|Harris hawk coming in to land|
So I went out to chat to the staff on reception, not least to ask them whether it was just my clinic, or whether everybody was experiencing the same effect - perhaps it was caused by the first truly sunny, warm day of summer, when people might prefer to go the park rather than a hospital clinic? I asked them their names, and even gave them a box of chocolates that one of my two patients had given me. It was entirely unreasonable to have accepted the gift, because I had taken no part in the treatment plan - this was the first time I had seen the patient and all I needed to do was to discharge him, as he was doing fine. But it proved impossible to refuse.

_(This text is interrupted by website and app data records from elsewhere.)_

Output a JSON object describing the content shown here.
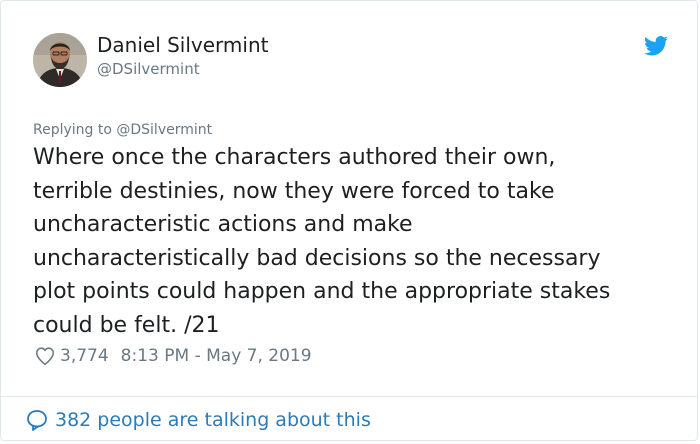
{
  "author": {
    "display_name": "Daniel Silvermint",
    "handle": "@DSilvermint",
    "avatar_icon": "person-avatar"
  },
  "tweet": {
    "replying_to": "Replying to @DSilvermint",
    "text": "Where once the characters authored their own,\nterrible destinies, now they were forced to take\nuncharacteristic actions and make\nuncharacteristically bad decisions so the necessary\nplot points could happen and the appropriate stakes\ncould be felt.  /21",
    "likes": "3,774",
    "timestamp": "8:13 PM - May 7, 2019"
  },
  "footer": {
    "talking_label": "382 people are talking about this"
  },
  "icons": {
    "brand": "twitter-bird-icon",
    "like": "heart-icon",
    "conversation": "speech-bubble-icon"
  },
  "colors": {
    "twitter_blue": "#1da1f2",
    "link_blue": "#2b7bb9",
    "secondary_gray": "#697882",
    "text": "#1c2022",
    "border": "#e1e8ed"
  }
}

This was the first time I'd been given anything by a patient, and then I was faced with the dilemma familiar to anyone who is trying to lose weight or maintain weight loss. If I took the chocolates to the office to share, then I would definitely eat some, but I don't want to eat them. So the answer was to give them to the reception staff, which is win-win because then I don't get any and they like me more and may be prepared to help out on the odd occasion when I might need them.

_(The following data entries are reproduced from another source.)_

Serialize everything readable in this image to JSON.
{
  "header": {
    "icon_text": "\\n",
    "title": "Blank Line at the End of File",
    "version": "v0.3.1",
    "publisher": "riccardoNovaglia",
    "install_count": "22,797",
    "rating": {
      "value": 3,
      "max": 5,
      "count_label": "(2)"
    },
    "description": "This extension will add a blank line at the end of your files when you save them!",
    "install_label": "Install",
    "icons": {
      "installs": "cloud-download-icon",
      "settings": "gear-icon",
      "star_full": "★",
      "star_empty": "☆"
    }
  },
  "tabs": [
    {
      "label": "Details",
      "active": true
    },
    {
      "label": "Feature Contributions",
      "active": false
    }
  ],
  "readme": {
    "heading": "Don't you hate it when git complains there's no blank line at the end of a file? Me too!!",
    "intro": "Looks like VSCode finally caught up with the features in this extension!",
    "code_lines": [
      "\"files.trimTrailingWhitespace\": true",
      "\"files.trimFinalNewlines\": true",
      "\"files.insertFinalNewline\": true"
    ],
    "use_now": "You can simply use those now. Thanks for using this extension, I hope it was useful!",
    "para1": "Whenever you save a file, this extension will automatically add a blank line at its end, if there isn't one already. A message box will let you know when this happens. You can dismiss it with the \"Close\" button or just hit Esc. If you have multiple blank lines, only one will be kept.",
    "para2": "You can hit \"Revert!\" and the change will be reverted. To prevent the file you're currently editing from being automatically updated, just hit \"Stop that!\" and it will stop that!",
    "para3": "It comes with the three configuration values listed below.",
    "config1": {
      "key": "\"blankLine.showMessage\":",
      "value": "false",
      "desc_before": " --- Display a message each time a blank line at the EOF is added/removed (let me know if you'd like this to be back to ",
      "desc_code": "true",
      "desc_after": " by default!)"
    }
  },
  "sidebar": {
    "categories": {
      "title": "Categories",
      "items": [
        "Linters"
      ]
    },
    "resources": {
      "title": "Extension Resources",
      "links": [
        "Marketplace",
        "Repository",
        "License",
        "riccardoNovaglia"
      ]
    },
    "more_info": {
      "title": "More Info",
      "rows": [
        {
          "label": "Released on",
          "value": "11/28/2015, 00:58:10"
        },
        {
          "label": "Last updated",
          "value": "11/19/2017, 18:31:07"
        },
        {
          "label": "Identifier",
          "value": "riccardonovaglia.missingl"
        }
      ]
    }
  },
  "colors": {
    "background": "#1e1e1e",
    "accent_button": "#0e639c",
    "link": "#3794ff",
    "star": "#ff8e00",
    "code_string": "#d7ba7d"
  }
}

So far I haven't needed to ask any favours, but the other two basic grade Dietitians have both had the problem of patients brought by ambulance not being picked up before the end of the clinic. If this happens, then obviously someone has to stay with them in case they need help and so that the ambulance staff can find them. This should not have to be the Dietitian whose clinic they attended, who is unqualified even to help them to the toilet. Some arrangements have been made to bleep an alternative person to take charge, but this doesn't work reliably, and the Dietitian may be delayed for some time. If it happens to me, I want the reception people on my side trying to think up solutions, rather than walking away telling me it's my problem.

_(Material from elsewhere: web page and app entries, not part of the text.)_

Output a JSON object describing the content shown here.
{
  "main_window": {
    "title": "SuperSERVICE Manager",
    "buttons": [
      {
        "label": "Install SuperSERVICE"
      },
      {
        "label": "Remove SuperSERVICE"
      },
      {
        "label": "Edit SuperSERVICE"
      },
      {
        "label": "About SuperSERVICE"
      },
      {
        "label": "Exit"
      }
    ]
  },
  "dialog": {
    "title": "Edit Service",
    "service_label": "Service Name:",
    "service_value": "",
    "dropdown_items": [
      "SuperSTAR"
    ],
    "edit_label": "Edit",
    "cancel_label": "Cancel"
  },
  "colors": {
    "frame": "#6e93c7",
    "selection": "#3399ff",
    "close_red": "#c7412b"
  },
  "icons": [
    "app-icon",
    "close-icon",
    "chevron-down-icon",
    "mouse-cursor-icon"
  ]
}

The outpatient clinic is only a brief interlude from working on the wards. One day last week, I was talking to a patient who was telling me that he was taking two supplement drinks a day. All of a sudden his eyes went a bit unfocused and he stopped responding. At that point my mind went into overdrive, fuelled by a burst of adrenaline I could actually feel, along the lines of "Oh my goodness what should I do he's died" but after just another moment I touched him on the arm and he started to respond again. He had a very poor prognosis so I wasn't about to leap on his chest and start compressions, but with hindsight, drawing the curtains round the bed and calling for a nurse would have been the next move. It was one of the more interesting experiences that I've had on the wards so far.